This may seem odd to some, that “simply” being neglected would cause more long term harm than being physically or sexually abused. And here’s a thing, for those of us who experienced chronic physical and or sexual abuse, there was also neglect. Always. Because the abuse was able to occur, over and over again, it is because people were not paying attention to us, were not seeing the signs of our abuse, were not stopping the abuse from happening.
It is the neglect that I believe in the end causes the most harm in regard to the ways our neural pathways develop. The overt or subtle messages that we aren’t worth paying attention to, that we don’t matter, that our pain isn’t relevant… that is what creates the pathways that grow deeper and deeper, until, long after the abuse has ended, long after we have outgrown the need to be physically and emotionally cared for by our primary caregivers, we still have thoughts and feelings that we don’t matter, that we are a bother, that we are too “needy” or want “too much”.

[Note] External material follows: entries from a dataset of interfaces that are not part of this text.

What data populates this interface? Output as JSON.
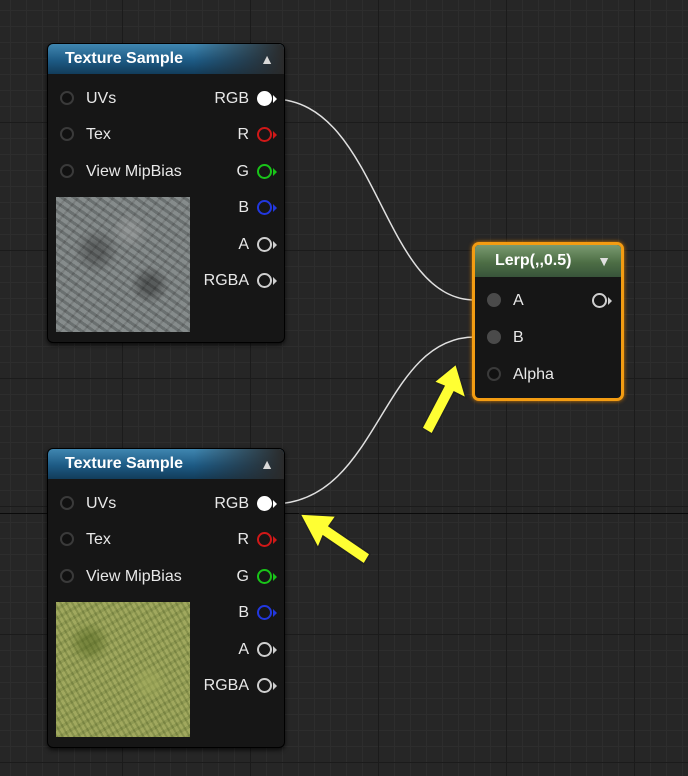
{
  "nodes": {
    "texture_sample_1": {
      "title": "Texture Sample",
      "inputs": [
        "UVs",
        "Tex",
        "View MipBias"
      ],
      "outputs": [
        "RGB",
        "R",
        "G",
        "B",
        "A",
        "RGBA"
      ],
      "thumbnail": "rock-texture"
    },
    "texture_sample_2": {
      "title": "Texture Sample",
      "inputs": [
        "UVs",
        "Tex",
        "View MipBias"
      ],
      "outputs": [
        "RGB",
        "R",
        "G",
        "B",
        "A",
        "RGBA"
      ],
      "thumbnail": "grass-texture"
    },
    "lerp": {
      "title": "Lerp(,,0.5)",
      "inputs": [
        "A",
        "B",
        "Alpha"
      ]
    }
  },
  "colors": {
    "background": "#262626",
    "texture_header": "#1d5a84",
    "lerp_header": "#4d6e45",
    "selection": "#f39c12",
    "wire": "#e0e0e0",
    "arrow": "#ffff33",
    "pin_r": "#d01818",
    "pin_g": "#19c419",
    "pin_b": "#2238e0"
  },
  "icons": [
    "collapse-up-icon",
    "collapse-down-icon",
    "pin-icon",
    "arrow-pointer-icon"
  ]
}
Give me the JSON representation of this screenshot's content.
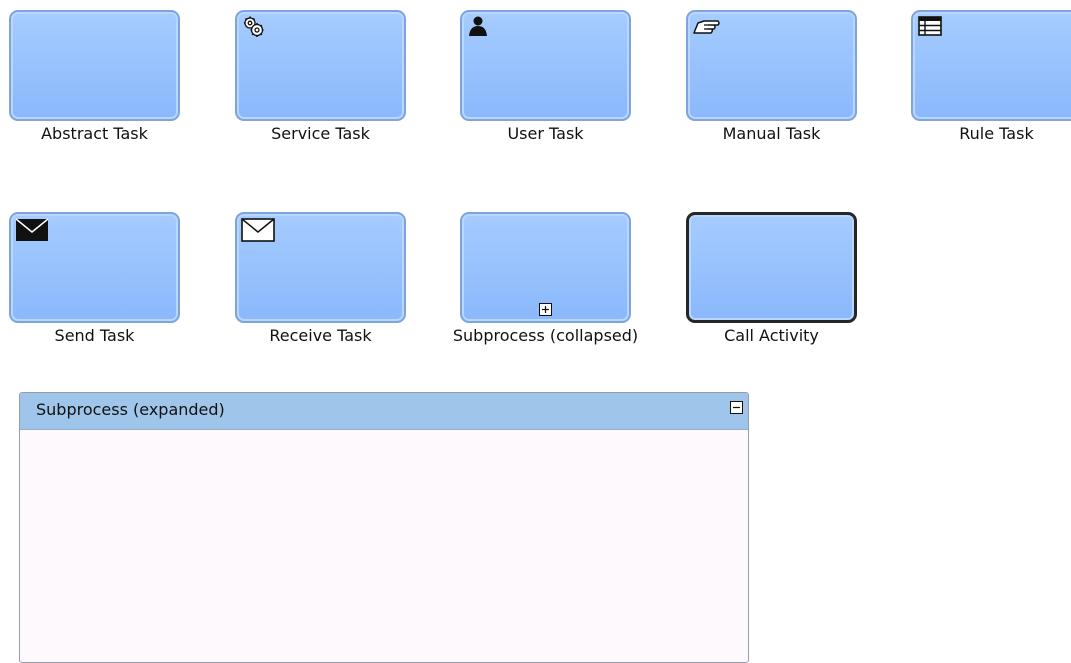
{
  "tasks": {
    "abstract": "Abstract Task",
    "service": "Service Task",
    "user": "User Task",
    "manual": "Manual Task",
    "rule": "Rule Task",
    "send": "Send Task",
    "receive": "Receive Task",
    "subprocess_collapsed": "Subprocess (collapsed)",
    "call_activity": "Call Activity"
  },
  "expanded_subprocess": {
    "title": "Subprocess (expanded)"
  },
  "icons": {
    "service": "gear-icon",
    "user": "user-icon",
    "manual": "hand-icon",
    "rule": "table-icon",
    "send": "envelope-filled-icon",
    "receive": "envelope-outline-icon",
    "collapse_marker": "plus-square-icon",
    "expand_marker": "minus-square-icon"
  },
  "colors": {
    "task_fill": "#9ac3fd",
    "task_border": "#7fa4db",
    "call_activity_border": "#262626",
    "expanded_header": "#9fc6ea",
    "expanded_body": "#fdf9fd"
  }
}
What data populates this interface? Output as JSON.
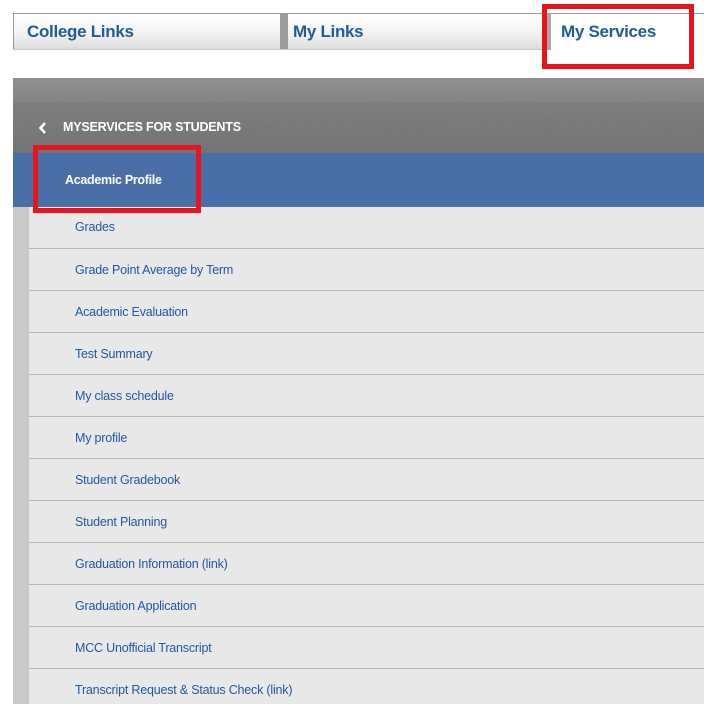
{
  "tabs": {
    "college_links": "College Links",
    "my_links": "My Links",
    "my_services": "My Services"
  },
  "panel": {
    "title": "MYSERVICES FOR STUDENTS",
    "back_icon": "chevron-left-icon",
    "selected_item": "Academic Profile",
    "items": [
      "Grades",
      "Grade Point Average by Term",
      "Academic Evaluation",
      "Test Summary",
      "My class schedule",
      "My profile",
      "Student Gradebook",
      "Student Planning",
      "Graduation Information (link)",
      "Graduation Application",
      "MCC Unofficial Transcript",
      "Transcript Request & Status Check (link)"
    ]
  },
  "colors": {
    "tab_text": "#1f5c99",
    "header_bg": "#7a7a7a",
    "selected_bg": "#4a6fa8",
    "link_text": "#2158a6",
    "list_bg": "#e8e8e8",
    "highlight": "#e8141c"
  }
}
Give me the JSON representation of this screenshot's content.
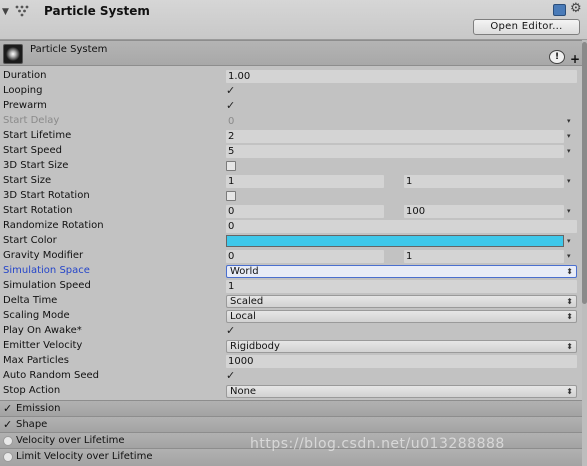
{
  "header": {
    "title": "Particle System",
    "open_editor_label": "Open Editor...",
    "icons": [
      "foldout-arrow-icon",
      "particle-system-icon",
      "help-book-icon",
      "gear-icon"
    ]
  },
  "module": {
    "title": "Particle System",
    "info_glyph": "!",
    "plus_glyph": "+"
  },
  "properties": {
    "duration": {
      "label": "Duration",
      "value": "1.00"
    },
    "looping": {
      "label": "Looping",
      "checked": true
    },
    "prewarm": {
      "label": "Prewarm",
      "checked": true
    },
    "start_delay": {
      "label": "Start Delay",
      "value": "0"
    },
    "start_lifetime": {
      "label": "Start Lifetime",
      "value": "2"
    },
    "start_speed": {
      "label": "Start Speed",
      "value": "5"
    },
    "three_d_start_size": {
      "label": "3D Start Size",
      "checked": false
    },
    "start_size": {
      "label": "Start Size",
      "value_a": "1",
      "value_b": "1"
    },
    "three_d_start_rotation": {
      "label": "3D Start Rotation",
      "checked": false
    },
    "start_rotation": {
      "label": "Start Rotation",
      "value_a": "0",
      "value_b": "100"
    },
    "randomize_rotation": {
      "label": "Randomize Rotation",
      "value": "0"
    },
    "start_color": {
      "label": "Start Color",
      "color": "#3fc8ea"
    },
    "gravity_modifier": {
      "label": "Gravity Modifier",
      "value_a": "0",
      "value_b": "1"
    },
    "simulation_space": {
      "label": "Simulation Space",
      "value": "World"
    },
    "simulation_speed": {
      "label": "Simulation Speed",
      "value": "1"
    },
    "delta_time": {
      "label": "Delta Time",
      "value": "Scaled"
    },
    "scaling_mode": {
      "label": "Scaling Mode",
      "value": "Local"
    },
    "play_on_awake": {
      "label": "Play On Awake*",
      "checked": true
    },
    "emitter_velocity": {
      "label": "Emitter Velocity",
      "value": "Rigidbody"
    },
    "max_particles": {
      "label": "Max Particles",
      "value": "1000"
    },
    "auto_random_seed": {
      "label": "Auto Random Seed",
      "checked": true
    },
    "stop_action": {
      "label": "Stop Action",
      "value": "None"
    }
  },
  "sections": [
    {
      "title": "Emission",
      "enabled": true
    },
    {
      "title": "Shape",
      "enabled": true
    },
    {
      "title": "Velocity over Lifetime",
      "enabled": false
    },
    {
      "title": "Limit Velocity over Lifetime",
      "enabled": false
    }
  ],
  "glyphs": {
    "check": "✓",
    "dropdown_arrow": "▾",
    "popup_arrow": "⬍"
  },
  "watermark": "https://blog.csdn.net/u013288888",
  "colors": {
    "accent_blue": "#2545c9",
    "start_color": "#3fc8ea",
    "panel_bg": "#c2c2c2"
  }
}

Anxious preoccupied attachment feels like we are constantly reaching and grasping. That is the sensation within our bodies. It shows up in our behaviors in a variety of ways, some of which I listed above.
The good news is that we can re-wire our brains and shift our attachment styles. I posted recently how, apparently, I have a mostly secure attachment style now. This was so shocking to me, because I have gone through a period of feeling that reaching and grasping, the anxiety that comes with the sense of abandonment pretty recently. I still felt anxiously attached.
The key was, and is, though that I was doing my best to not act anxiously attached. That I could slow down, get my logic brain engaged, consider all the circumstances of the situation, and then, usually, act and respond to the situations appropriately. Was I able to do that every time? No. No, I was not. Because I am human, and learning, and the whole not acting out of my trauma and raw emotions is a relatively new concept for me. And. I can say, that I was able to slow down more times than I not was able to.
I couldn’t have said this a year ago. Definitely not two years ago. Absolutely not three or more years ago. Though I could say that two years ago I was a bit better than three years ago, last year I was better at slowing down than the year before. Practice, patience, intention, self-compassion. Those have been the four pillars of getting me to this place.
I don’t believe I will ever be “perfect” at not reacting from my anxious attachment style. I am not striving for “perfection”. This is a life long journey. There will be good days and not so good ones. There will be circumstances that allow me to slow down immediately and others that will require a lot of intention and awareness on my part to slow down my reactions.
This is true for all of us. I don’t believe I will, or anyone will, become 100% securely attached one day. The traumas I experienced impacted me too deeply for one. For another, life happens, more traumas are sure to come my way, my very old wounding will be poked at and opened up and I will find another layer to process, to grow from.
I believe this to be true of all of us. Layers upon layers. Exploring, expanding, shifting.
This essay was originally published to my weekly newsletter on August 4, 2019 and edited for publication here. If you would like to read my most recent essays, you can subscribe to my newsletter here.